◆ Instructions for the task ◆
Among the records below, find each line bearing the word "capacity" and copy it.

◆ The records ◆
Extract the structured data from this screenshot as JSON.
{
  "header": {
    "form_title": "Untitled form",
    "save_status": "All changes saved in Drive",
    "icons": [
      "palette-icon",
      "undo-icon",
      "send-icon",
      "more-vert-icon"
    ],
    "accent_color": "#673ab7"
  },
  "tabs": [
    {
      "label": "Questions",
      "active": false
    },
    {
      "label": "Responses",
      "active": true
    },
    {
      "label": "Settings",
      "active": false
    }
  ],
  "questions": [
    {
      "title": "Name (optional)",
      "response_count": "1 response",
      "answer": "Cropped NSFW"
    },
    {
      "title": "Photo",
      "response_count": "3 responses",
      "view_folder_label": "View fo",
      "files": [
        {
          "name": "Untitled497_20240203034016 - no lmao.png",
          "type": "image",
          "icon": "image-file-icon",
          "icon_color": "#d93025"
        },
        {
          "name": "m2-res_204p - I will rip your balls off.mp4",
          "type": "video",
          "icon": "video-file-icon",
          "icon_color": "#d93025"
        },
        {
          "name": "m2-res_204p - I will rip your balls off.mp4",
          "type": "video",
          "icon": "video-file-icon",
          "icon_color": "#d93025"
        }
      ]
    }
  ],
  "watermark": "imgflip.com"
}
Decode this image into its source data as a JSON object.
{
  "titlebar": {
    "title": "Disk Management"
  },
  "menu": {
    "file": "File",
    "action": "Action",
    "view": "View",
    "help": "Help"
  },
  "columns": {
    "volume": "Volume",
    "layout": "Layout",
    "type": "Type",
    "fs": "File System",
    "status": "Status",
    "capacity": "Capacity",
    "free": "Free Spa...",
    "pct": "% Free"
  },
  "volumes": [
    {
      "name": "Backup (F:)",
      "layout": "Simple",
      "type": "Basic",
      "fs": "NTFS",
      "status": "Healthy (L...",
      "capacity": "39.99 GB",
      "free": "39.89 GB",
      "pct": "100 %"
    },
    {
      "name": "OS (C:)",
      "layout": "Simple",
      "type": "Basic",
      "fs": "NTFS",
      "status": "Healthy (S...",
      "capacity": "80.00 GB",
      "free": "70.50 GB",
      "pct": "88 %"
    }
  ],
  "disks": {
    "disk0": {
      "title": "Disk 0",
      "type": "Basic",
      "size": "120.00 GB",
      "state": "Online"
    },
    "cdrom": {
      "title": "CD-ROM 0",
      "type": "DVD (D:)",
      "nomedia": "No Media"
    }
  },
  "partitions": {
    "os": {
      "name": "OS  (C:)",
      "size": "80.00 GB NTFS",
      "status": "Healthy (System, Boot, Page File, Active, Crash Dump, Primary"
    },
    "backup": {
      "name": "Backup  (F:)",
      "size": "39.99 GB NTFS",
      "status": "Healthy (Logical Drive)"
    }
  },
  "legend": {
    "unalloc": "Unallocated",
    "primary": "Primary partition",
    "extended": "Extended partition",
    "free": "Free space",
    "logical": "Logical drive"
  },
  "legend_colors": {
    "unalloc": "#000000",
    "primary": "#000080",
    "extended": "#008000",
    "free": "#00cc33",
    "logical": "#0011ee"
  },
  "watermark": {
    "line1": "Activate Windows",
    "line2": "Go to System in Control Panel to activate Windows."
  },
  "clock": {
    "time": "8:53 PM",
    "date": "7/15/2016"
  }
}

◆ Response area ◆
    "capacity": "Capacity",
      "capacity": "39.99 GB",
      "capacity": "80.00 GB",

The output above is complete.